Bank of Canada ready to pull the plug on QT if needed

Governor Tiff Macklem says economic support comes first

Bank of Canada ready to pull the plug on QT if needed

Bank of Canada governor Tiff Macklem has announced that the central bank is prepared to end quantitative tightening (QT) earlier than planned in the event that it needs to stimulate the economy.

The announcement came just two days after the bank held interest rates steady, and Macklem warned that if the economy hits a rough patch and rate cuts are needed, officials could temporarily halt their quantitative tightening program.

Speaking from Washington where he was attending the spring meetings of the International Monetary Fund and World Bank, Macklem said that officials discussed hiking rates further during deliberations for this week's decision, but it is far too early to be thinking about cutting interest rates.

Macklem's comments also shed some light on the Bank of Canada's strategy for shrinking its balance sheet, which ballooned to over C$570 billion ($427 billion) during the pandemic as it bought swaths of government bonds, first to restore market functioning during the initial Covid shock and then to provide a stimulus for the economy.

The Bank of Canada plans to allow its balance sheet to shrink as interest rates return to more normal levels, but Macklem acknowledged that their plans could shift if there is a negative economic shock that requires a loosening of monetary policy.

Macklem's remarks demonstrate an acknowledgment among policymakers that their plans could shift in the event of negative economic shocks that require a loosening of monetary policy.

The Bank of Canada has been gradually shrinking its balance sheet as the economy recovers, but Macklem's comments suggest that policymakers are prepared to change course if needed to support the economy.

The Bank of Canada raised the benchmark overnight rate to 4.5% in January, a 15-year-high, but Macklem became the first among his peers to signal a pause.

On Wednesday, Macklem and his governing council said recent data are "reinforcing" their confidence that inflation pressures will abate, but they kept the door open to additional hikes.

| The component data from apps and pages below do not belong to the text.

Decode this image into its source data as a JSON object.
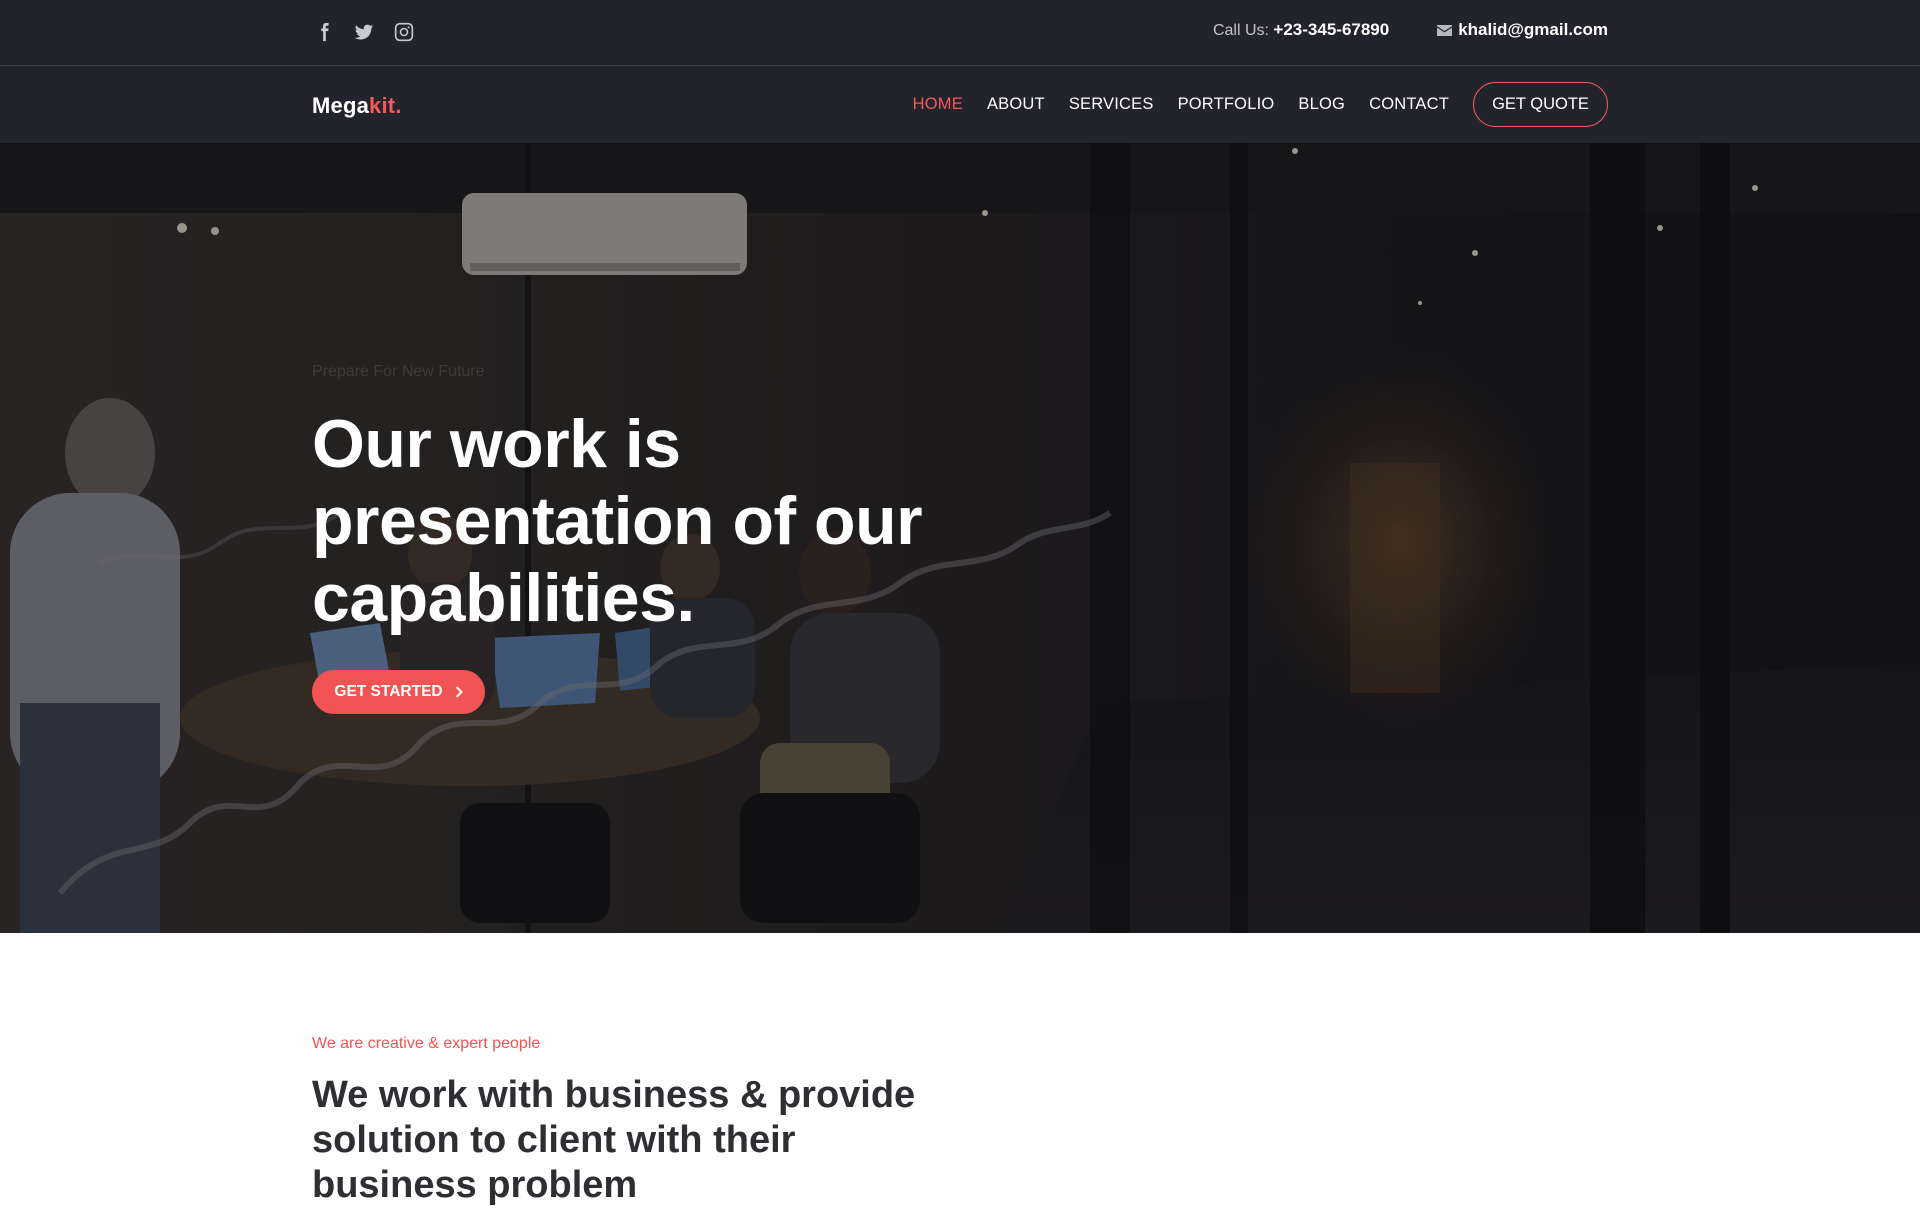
{
  "topbar": {
    "social": [
      {
        "icon": "facebook-icon"
      },
      {
        "icon": "twitter-icon"
      },
      {
        "icon": "instagram-icon"
      }
    ],
    "call_label": "Call Us:",
    "phone": "+23-345-67890",
    "email_icon": "mail-icon",
    "email": "khalid@gmail.com"
  },
  "nav": {
    "logo_main": "Mega",
    "logo_accent": "kit.",
    "items": [
      {
        "label": "HOME",
        "active": true
      },
      {
        "label": "ABOUT",
        "active": false
      },
      {
        "label": "SERVICES",
        "active": false
      },
      {
        "label": "PORTFOLIO",
        "active": false
      },
      {
        "label": "BLOG",
        "active": false
      },
      {
        "label": "CONTACT",
        "active": false
      }
    ],
    "quote_label": "GET QUOTE"
  },
  "hero": {
    "subtitle": "Prepare For New Future",
    "title_lines": [
      "Our work is",
      "presentation of our",
      "capabilities."
    ],
    "cta_label": "GET STARTED",
    "cta_icon": "chevron-right-icon"
  },
  "about": {
    "kicker": "We are creative & expert people",
    "title_lines": [
      "We work with business & provide",
      "solution to client with their",
      "business problem"
    ]
  },
  "colors": {
    "accent": "#f45a5a",
    "dark_bg": "#22232b",
    "heading": "#2e2e33"
  }
}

With the global economy still in a state of flux due to the pandemic, it remains to be seen what the Bank of Canada's next moves will be.